Content starts
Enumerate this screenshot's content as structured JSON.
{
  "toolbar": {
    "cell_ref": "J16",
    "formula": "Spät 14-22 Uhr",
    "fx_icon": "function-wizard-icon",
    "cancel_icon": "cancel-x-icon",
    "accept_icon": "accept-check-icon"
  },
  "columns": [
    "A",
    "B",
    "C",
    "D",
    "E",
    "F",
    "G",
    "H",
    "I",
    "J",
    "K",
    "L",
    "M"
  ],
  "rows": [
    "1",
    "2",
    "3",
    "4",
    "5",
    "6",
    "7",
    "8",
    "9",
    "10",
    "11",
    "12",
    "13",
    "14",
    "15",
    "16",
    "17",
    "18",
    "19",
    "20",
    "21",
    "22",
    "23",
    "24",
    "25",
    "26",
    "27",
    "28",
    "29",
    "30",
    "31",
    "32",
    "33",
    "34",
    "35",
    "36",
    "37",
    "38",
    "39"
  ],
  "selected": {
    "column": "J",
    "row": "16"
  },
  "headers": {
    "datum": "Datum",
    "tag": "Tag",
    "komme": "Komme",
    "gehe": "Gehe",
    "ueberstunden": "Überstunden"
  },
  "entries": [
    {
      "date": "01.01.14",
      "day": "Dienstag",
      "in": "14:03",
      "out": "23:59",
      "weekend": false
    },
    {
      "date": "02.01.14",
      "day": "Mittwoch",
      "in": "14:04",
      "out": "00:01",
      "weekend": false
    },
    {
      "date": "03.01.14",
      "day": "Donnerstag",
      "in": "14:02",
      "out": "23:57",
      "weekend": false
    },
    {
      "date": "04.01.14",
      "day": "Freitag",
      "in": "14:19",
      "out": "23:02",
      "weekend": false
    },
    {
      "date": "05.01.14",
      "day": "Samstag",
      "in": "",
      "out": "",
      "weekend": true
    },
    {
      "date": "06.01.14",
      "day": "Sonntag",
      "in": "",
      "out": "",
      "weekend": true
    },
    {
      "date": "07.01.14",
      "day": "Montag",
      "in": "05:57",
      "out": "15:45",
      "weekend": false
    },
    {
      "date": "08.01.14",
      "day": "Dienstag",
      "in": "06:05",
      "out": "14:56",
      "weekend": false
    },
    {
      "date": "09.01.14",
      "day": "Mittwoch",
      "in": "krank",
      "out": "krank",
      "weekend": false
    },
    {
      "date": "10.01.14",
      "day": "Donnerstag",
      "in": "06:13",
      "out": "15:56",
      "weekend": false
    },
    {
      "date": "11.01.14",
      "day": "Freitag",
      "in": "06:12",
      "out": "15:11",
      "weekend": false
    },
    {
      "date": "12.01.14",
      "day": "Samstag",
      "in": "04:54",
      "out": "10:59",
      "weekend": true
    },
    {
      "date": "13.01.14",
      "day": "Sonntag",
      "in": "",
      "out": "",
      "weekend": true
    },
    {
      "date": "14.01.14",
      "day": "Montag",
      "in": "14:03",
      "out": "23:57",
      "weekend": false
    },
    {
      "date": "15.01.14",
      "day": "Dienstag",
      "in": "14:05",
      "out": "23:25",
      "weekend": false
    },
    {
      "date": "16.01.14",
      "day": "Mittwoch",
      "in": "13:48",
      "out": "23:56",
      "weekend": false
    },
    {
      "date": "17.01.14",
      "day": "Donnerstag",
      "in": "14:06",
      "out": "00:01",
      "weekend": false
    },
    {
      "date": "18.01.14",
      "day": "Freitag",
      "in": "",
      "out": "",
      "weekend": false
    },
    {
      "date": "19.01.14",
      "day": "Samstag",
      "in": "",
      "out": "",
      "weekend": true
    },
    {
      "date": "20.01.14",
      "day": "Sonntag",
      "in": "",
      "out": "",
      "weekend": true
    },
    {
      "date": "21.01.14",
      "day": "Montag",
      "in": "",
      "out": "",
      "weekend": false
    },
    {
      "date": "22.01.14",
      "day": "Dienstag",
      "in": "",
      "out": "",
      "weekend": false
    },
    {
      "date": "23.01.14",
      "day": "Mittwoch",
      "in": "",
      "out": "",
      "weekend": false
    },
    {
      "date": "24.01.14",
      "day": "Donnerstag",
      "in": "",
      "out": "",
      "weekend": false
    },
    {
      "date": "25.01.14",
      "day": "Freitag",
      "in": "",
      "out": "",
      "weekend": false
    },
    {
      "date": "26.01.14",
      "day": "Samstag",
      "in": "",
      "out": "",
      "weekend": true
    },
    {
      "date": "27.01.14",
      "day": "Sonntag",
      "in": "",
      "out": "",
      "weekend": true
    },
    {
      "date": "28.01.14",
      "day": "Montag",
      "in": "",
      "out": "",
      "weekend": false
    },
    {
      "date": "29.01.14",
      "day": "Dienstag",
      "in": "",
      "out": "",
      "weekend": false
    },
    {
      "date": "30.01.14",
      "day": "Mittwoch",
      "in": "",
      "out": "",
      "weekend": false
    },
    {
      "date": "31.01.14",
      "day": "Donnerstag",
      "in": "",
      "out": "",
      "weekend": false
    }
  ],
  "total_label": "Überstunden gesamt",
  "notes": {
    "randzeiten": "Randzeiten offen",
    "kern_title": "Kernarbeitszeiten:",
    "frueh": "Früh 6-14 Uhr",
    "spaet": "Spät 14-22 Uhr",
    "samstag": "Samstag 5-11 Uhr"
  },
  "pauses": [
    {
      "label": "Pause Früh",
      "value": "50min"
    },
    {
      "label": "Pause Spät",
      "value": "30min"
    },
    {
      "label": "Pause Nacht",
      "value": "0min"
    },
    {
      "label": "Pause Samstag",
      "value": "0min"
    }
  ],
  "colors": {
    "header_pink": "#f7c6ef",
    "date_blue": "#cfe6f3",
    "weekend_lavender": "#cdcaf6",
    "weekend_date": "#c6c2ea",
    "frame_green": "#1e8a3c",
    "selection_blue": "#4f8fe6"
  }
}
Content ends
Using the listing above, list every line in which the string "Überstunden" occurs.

    "ueberstunden": "Überstunden"
  "total_label": "Überstunden gesamt",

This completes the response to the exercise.